*** Opening Data for the task ***
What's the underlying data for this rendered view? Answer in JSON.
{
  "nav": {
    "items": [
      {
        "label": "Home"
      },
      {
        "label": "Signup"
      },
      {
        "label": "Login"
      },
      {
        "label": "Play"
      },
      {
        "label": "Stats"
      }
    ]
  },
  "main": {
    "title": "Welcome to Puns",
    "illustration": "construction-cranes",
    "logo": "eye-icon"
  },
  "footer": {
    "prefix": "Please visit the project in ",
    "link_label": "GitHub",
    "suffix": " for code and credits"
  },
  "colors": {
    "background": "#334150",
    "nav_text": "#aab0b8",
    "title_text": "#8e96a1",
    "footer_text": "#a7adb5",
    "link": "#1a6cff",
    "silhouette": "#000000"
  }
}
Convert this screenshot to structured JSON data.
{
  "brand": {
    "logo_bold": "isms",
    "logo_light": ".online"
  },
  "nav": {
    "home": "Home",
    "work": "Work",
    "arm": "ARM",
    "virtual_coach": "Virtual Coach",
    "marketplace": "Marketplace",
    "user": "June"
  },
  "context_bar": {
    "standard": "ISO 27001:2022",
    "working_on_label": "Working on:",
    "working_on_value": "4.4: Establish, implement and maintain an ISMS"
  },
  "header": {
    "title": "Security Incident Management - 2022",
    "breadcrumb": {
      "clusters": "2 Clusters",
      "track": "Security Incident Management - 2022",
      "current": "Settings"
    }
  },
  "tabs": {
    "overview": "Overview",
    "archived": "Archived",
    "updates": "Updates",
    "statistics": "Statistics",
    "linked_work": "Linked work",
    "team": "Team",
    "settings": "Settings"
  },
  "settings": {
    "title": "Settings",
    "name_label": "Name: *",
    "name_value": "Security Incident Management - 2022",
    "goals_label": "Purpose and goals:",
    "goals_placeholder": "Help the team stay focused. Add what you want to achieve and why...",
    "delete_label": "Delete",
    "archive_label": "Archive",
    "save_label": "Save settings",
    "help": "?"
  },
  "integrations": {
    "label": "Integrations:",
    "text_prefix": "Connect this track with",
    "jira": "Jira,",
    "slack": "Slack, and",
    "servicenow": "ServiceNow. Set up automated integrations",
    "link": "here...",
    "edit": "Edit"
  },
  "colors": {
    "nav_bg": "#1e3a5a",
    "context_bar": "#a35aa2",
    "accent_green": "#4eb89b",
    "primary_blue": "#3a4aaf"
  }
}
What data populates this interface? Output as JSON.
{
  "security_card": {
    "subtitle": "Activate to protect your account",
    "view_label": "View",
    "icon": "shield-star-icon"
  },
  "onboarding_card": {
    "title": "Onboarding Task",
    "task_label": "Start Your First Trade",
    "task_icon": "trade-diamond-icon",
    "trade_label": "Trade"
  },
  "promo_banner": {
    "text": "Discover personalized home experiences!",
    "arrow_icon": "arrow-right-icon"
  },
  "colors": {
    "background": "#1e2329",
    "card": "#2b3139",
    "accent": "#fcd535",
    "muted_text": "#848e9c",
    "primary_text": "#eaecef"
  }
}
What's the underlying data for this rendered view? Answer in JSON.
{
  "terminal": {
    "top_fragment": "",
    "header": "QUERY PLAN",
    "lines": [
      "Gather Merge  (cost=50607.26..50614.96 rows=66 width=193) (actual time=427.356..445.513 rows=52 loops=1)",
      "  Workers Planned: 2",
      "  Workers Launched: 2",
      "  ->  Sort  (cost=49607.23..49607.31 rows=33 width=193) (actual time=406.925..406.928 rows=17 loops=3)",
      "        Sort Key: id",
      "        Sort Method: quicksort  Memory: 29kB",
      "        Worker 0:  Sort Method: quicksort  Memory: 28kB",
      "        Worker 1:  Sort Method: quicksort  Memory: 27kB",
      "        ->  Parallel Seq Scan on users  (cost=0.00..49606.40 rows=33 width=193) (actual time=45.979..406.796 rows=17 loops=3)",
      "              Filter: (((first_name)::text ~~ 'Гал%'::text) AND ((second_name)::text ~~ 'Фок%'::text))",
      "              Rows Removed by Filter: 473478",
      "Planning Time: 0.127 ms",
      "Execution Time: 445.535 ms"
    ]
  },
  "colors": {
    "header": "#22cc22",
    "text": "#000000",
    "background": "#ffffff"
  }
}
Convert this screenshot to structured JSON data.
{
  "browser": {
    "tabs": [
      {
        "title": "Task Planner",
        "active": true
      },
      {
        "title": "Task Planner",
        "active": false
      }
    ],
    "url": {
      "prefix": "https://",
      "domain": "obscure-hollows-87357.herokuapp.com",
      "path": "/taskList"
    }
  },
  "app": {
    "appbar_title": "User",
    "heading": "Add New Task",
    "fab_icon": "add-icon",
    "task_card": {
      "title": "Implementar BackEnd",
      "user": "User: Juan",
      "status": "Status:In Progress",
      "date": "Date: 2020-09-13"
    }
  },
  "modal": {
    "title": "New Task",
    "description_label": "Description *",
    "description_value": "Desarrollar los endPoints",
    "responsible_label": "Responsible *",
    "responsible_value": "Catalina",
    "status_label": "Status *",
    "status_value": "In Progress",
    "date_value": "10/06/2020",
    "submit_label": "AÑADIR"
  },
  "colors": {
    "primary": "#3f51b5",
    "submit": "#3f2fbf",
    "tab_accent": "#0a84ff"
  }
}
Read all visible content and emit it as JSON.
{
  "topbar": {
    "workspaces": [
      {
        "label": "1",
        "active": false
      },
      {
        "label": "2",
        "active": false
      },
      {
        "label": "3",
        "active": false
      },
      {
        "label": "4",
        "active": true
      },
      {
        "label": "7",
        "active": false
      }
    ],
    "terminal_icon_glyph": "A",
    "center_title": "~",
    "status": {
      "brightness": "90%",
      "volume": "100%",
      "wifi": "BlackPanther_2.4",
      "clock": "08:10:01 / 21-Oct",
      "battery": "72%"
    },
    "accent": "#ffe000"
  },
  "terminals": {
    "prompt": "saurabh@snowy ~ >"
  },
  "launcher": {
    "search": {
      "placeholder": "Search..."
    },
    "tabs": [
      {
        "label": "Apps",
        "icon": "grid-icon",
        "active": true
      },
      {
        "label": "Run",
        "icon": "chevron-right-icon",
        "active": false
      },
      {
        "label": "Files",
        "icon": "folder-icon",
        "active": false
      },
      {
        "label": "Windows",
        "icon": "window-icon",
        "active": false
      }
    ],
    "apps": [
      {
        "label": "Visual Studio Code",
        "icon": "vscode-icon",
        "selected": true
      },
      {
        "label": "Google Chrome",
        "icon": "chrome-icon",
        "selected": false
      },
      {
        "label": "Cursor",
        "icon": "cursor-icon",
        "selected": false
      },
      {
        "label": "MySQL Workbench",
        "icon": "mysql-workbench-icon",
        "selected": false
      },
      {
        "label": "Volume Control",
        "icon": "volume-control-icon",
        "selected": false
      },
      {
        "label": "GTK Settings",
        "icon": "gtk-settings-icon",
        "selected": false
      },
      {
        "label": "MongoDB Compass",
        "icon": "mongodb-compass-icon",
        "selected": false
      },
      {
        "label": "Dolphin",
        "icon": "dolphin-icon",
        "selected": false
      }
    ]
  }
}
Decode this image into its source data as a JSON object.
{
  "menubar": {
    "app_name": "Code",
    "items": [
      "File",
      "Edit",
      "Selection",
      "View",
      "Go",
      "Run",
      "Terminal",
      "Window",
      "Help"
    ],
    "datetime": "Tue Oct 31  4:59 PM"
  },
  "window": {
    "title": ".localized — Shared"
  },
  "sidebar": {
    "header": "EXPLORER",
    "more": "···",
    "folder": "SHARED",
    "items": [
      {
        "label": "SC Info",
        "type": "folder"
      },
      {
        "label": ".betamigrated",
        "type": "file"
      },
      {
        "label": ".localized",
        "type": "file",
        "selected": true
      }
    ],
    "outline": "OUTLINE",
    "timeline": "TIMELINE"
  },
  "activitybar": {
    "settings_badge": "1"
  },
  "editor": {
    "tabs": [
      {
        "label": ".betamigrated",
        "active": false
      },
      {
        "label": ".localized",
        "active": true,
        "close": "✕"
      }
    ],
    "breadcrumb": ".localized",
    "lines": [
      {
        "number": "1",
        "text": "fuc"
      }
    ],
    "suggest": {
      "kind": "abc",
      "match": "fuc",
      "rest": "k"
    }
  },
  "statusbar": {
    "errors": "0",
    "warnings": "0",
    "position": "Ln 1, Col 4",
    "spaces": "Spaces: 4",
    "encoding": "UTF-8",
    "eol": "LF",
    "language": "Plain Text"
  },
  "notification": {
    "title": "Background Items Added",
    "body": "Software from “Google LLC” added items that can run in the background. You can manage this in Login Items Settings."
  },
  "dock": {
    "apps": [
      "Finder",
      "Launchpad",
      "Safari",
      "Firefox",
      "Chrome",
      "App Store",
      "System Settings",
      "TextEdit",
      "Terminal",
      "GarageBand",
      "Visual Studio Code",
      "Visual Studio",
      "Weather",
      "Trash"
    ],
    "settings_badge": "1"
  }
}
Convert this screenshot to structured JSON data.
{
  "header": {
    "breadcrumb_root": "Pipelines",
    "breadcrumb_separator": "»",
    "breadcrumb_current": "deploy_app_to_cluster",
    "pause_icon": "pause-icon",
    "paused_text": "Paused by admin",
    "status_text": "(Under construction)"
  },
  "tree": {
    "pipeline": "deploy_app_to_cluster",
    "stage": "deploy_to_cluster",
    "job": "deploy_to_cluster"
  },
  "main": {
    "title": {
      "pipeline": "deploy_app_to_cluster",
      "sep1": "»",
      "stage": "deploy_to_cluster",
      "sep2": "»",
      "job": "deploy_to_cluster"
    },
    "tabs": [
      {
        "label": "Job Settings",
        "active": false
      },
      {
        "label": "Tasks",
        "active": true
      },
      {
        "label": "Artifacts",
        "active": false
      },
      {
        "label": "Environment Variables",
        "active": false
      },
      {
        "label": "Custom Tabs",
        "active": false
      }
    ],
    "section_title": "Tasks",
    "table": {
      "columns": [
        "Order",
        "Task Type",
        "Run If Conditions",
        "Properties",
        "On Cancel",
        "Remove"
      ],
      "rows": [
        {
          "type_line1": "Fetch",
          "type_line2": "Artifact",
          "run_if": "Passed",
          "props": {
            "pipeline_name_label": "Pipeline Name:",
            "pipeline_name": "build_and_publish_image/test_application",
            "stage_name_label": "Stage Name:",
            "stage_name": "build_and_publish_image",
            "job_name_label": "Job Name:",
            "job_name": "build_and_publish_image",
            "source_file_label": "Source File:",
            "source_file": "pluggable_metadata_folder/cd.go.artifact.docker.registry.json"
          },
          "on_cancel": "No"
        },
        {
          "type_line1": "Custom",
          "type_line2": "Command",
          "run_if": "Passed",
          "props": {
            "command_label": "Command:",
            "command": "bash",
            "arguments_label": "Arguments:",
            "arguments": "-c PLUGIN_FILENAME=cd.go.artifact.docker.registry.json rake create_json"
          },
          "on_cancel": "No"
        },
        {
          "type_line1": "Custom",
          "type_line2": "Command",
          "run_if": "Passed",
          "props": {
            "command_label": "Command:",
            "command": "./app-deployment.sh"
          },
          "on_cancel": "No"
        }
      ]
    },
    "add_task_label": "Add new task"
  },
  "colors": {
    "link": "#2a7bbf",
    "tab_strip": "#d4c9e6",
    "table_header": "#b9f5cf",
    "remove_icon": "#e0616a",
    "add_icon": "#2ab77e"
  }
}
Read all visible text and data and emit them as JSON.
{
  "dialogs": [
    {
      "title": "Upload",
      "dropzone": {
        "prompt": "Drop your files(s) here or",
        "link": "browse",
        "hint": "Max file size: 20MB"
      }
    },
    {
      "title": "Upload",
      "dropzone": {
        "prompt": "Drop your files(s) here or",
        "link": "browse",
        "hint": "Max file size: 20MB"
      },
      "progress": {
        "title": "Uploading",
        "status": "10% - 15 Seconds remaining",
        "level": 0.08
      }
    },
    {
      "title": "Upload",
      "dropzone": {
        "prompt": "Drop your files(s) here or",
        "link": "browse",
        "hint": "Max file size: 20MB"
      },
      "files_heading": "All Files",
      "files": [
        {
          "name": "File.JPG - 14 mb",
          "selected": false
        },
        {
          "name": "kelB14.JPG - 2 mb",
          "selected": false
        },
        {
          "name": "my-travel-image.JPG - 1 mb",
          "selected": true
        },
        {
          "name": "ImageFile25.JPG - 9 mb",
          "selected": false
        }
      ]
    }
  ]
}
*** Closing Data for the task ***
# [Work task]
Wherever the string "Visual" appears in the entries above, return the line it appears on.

# [Finished exercise]
        "label": "Visual Studio Code",
      "Visual Studio Code",
      "Visual Studio",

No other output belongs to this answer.